Wednesday, in the afternoon, I thought a lot of relatives and friends had passed through the funeral home, but Wednesday evening the number of people who came, well, it just would be impossible to tell because there were many I saw whose names were not on the register. From where I sat I only saw a sea of faces. Some got close enough to say a few words to me, and some just smiled at me through the crowd and for some there was just a hand clasp. Many of our friends couldn't talk about it, but they came, one and all. Brothers, sisters, grandmother, aunts, uncles, great-aunts and great uncles, cousins, mother-in-law, sisters-in-law, brothers-in law, neighbors, school chums, teachers who taught Rose in school and the teachers who were teaching her children. Priests were there and nuns, and even our dear pastor, Msgr. Michael Walz, who had visited her several times at the hospital and who, within a few short weeks, was laid to rest himself.

After you have an experience like that, you forget all the bad that is in the world because so much of the good comes shining through.
Many hundreds of dollars were left there for Mass stipends, but many more hundreds of dollars were left to help Fran care for the children. People brought food and offered their services. People not only came to the funeral home, but they came to our house, to both of our homes, asking to help. Some of these people I know had hired help, but at a time like this were willing to put their shoulder to the wheel and help.
Before I close the door on Wednesday's happenings, I would like to add that with all of this going on, the neighbors who lived close to my daughter and son-in-law were all planning the noon and evening meal for the funeral the next day, and they decided that since the people directly across the street had the largest home and a lovely finished basement that it should be there, to which they all agreed. The owner of this house was the same gentleman who accompanied Fran to Cleveland on that final trip. These neighbors planned and fixed everything.

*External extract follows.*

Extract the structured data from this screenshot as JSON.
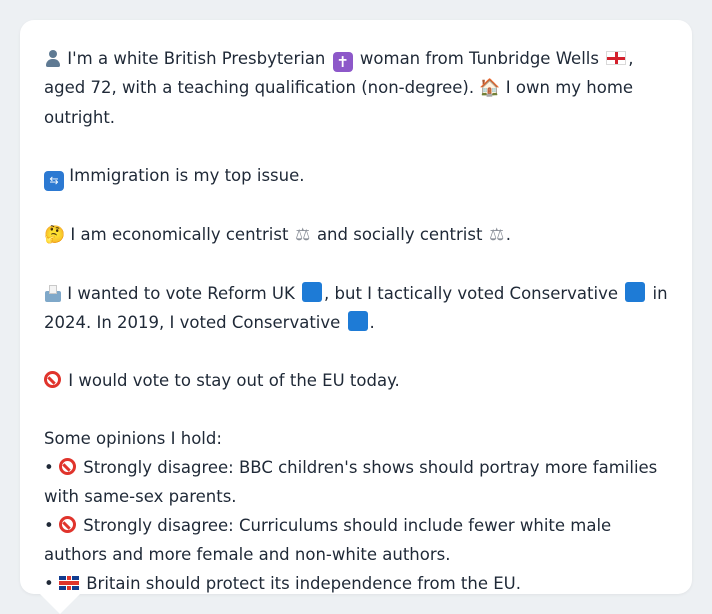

I want my readers to note that I have avoided using names, because there were so many people who did so many wonderful things. When you start using names there is always someone who has unintentionally been omitted.

(End of Chapter 6)


I Love You, Mom
HOME
ABOUT THE AUTHOR
LINER NOTES
DEDICATION
TO MY SISTER
INTRODUCTION
CHAPTER 1
CHAPTER 2
CHAPTER 3
CHAPTER 4
CHAPTER 5
CHAPTER 6
CHAPTER 7
CHAPTER 8
CENTER PICTURES
CHAPTER 9
A TRIBUTE TO MY PARENTS
CHAPTER 10
CHAPTER 11
CHAPTER 12
CHAPTER 13
CHAPTER 14
CHAPTER 15
CHAPTER 16
CHAPTER 17
CHAPTER 18
CHAPTER 19
EPILOGUE